Your mom is driving your car at 30 mph. That’s her speed. She’s driving the car north to drop you off at school at 30 mph. That’s her velocity. Scientists call speed a SCALAR because it has only one attribute, magnitude or speed. Velocity is a vector. It has two attributes, magnitude (speed) and direction.
- So why does velocity matter in real life? Say, for example, you were on a boat going 5 knots per hour. That’s the boat’s speed. You know you want to reach a point 10 miles down the shore. Cross winds are capable of slowly and subtly blowing the boat off course, changing the direction you’re traveling. If you understand velocity (direction plus speed) and you’re aware of cross winds, you can change your course, gradually moving inland so you’re not blown out to sea.
- Speed: a unit of measurement in time from one point to another, typically measured in miles per hour

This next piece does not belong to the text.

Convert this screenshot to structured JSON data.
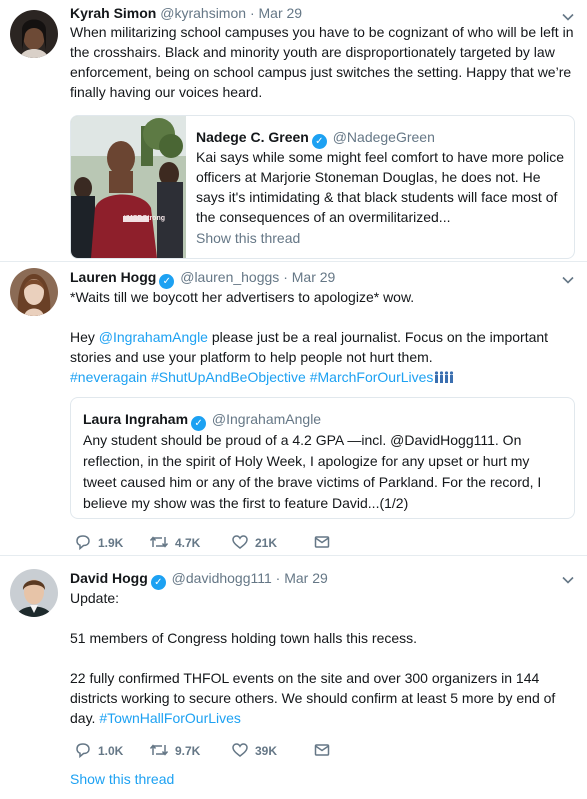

- Velocity: a measurement of both speed and direction
- Vector: having two attributes